U.S. home prices surged 11.9 percent in June from a year earlier, reflecting stronger demand amid a tight supply of homes for sale.
CoreLogic, a real estate data provider, said Tuesday that home prices climbed on an annual basis in 48 states. They fell only in Mississippi and Delaware. And all but one of the 100 largest cities reported price gains.
Nevada led all states with an annual gain of 26.5 percent. That was followed by California (21.4 percent), Wyoming (16.7 percent), Arizona (16.2 percent) and Georgia (14.3 percent).
On a monthly basis, U.S. home prices rose 1.9 percent in June from May, the 16th straight month-over-month increase.
All told, U.S. home values increased 10 percent through the first six months of the year, the firm said.
“Trend in home price gains is moving at the fastest pace since 1977,” said Mark Fleming, CoreLogic’s chief economist.
Steady price increases are the latest sign of a recovery in housing. Stable job gains and still-low mortgage rates have encouraged more Americans to buy homes. Greater demand, along with few homes for sale, has helped push up prices.
One concern is that higher mortgage rates could slow home sales. But many economists say rates remain low by historical standards and would need to rise much faster to halt the momentum.
Previously occupied homes sold in June at a seasonally adjusted annual rate of 5.08 million, the National Association of Realtors reported last month. That’s close to a 3 ½ -year high reached in May and 15.2 percent above year-ago levels.
Despite the gains since last year, home prices are still about 19 percent below the peaks they reached in April 2006, CoreLogic said. That’s a key reason the supply of homes for sale remains low. Many homeowners are waiting to recoup their losses before putting their houses on the market.
Another factor in the recent price gains is that foreclosed homes, which often sell at a discount to other homes, are making up a smaller proportion of overall sales.
Completed foreclosures, when the lender repossesses a home, are on track this year to hit a half-million, or about a quarter below last year’s total, according to RealtyTrac Inc.
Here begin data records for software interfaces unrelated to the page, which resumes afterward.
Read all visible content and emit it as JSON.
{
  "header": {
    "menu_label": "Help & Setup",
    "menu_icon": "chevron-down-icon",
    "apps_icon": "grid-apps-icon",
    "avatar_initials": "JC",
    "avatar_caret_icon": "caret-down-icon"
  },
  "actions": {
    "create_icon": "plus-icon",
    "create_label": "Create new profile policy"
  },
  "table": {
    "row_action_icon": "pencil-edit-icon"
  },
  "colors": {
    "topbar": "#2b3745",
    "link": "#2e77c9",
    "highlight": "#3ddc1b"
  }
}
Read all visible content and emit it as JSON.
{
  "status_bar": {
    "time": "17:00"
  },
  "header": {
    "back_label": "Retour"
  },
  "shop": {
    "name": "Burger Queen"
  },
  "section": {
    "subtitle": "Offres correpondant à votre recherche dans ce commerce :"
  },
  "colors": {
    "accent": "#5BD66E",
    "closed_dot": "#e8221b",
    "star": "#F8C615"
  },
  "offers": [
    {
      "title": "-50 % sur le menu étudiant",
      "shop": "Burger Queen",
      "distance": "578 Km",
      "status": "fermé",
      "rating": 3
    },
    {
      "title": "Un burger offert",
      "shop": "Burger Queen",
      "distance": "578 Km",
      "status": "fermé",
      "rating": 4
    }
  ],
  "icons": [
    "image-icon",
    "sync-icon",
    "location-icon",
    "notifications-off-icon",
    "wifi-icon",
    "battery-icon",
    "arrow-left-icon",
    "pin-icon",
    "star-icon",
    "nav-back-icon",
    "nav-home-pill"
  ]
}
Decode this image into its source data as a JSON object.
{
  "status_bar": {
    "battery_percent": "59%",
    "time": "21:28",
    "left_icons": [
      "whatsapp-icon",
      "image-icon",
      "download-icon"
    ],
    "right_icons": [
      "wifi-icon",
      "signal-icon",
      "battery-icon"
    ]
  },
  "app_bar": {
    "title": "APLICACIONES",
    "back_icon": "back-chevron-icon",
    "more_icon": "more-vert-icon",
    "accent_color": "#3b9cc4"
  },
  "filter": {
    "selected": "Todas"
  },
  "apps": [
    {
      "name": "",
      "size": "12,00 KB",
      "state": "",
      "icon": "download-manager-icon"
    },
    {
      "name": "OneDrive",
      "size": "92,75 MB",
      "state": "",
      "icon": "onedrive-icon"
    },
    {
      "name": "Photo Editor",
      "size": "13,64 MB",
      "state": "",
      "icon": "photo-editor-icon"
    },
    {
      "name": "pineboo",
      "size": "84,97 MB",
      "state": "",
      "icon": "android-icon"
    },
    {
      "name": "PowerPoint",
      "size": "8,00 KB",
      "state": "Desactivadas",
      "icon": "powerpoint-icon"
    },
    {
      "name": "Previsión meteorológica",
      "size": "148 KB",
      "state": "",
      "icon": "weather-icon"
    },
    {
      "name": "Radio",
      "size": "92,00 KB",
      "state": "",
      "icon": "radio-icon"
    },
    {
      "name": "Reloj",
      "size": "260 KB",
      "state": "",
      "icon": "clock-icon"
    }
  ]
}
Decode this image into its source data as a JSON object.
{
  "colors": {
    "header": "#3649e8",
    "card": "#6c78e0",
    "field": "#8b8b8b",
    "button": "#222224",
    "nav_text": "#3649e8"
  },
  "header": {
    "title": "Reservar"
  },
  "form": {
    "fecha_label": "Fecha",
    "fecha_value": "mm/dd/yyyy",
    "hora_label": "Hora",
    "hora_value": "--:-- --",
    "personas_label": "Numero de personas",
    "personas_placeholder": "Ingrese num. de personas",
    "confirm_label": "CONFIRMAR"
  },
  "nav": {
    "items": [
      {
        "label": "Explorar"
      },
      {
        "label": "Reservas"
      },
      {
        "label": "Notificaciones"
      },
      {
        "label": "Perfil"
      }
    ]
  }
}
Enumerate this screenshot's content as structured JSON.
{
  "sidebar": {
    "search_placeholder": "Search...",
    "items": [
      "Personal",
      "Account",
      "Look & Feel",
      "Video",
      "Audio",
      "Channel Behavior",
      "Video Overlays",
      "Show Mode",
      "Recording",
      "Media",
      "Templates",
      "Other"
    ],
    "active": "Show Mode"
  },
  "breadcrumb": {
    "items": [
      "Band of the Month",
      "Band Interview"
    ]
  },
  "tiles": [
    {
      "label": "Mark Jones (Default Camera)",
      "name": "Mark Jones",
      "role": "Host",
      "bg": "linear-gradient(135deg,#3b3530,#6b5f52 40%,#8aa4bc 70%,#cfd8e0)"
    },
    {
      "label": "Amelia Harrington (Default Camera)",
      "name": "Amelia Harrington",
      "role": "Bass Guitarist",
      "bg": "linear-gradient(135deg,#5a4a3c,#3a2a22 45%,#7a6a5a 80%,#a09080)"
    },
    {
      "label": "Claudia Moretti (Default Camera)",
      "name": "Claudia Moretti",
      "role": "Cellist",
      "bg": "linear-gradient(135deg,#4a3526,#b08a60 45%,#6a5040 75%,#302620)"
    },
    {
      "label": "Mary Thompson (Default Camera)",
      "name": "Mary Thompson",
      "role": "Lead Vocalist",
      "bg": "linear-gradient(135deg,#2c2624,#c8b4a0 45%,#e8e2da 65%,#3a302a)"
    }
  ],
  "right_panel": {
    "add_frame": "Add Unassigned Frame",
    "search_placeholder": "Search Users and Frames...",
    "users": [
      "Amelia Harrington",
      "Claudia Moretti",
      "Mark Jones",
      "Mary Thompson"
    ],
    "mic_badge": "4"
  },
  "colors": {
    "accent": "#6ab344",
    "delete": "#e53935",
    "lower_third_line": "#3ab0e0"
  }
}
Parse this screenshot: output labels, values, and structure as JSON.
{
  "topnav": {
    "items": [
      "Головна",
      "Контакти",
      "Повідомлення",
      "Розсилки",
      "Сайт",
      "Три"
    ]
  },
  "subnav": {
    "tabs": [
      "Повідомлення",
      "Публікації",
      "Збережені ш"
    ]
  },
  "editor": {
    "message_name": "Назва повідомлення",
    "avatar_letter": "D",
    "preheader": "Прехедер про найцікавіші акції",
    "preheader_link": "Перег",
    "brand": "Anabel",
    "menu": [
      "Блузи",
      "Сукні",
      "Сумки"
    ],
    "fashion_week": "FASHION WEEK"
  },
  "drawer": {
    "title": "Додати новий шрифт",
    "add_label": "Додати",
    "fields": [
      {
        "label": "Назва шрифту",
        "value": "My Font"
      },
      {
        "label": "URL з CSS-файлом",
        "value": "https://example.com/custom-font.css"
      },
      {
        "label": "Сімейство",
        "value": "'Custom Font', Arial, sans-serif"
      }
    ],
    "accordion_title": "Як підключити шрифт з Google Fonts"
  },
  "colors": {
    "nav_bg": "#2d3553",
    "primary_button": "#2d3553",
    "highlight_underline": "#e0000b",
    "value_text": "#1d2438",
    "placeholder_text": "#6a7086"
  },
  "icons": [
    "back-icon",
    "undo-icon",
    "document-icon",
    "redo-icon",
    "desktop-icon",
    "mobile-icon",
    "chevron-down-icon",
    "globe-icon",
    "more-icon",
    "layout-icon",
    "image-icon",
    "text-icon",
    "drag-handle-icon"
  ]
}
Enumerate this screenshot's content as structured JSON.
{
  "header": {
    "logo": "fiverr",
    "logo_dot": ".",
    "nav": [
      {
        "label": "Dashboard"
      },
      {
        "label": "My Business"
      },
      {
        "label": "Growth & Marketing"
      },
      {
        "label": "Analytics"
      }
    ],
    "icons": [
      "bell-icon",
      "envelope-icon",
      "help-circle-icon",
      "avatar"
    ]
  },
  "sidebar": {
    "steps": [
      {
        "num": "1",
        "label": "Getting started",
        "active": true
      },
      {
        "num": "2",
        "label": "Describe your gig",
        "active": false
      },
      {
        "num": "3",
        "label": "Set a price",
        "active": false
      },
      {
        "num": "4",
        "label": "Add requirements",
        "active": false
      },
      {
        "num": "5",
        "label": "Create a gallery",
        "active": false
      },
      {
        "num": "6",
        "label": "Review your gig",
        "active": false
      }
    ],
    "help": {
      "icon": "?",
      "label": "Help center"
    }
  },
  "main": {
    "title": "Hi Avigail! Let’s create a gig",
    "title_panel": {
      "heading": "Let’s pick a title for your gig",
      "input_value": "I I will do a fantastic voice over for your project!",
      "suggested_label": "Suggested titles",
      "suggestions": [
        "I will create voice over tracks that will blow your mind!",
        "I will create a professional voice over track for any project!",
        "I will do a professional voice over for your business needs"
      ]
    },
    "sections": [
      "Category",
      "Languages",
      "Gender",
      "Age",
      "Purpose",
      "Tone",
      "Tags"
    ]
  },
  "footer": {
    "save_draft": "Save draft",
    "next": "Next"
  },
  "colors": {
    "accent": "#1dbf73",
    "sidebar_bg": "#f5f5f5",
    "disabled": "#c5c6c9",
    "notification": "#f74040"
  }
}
Excluding “distressed” sales, which include foreclosures and short sales, no states posted home price declines last month, CoreLogic said. A short sale is when a home sells for less than what is owed on the mortgage.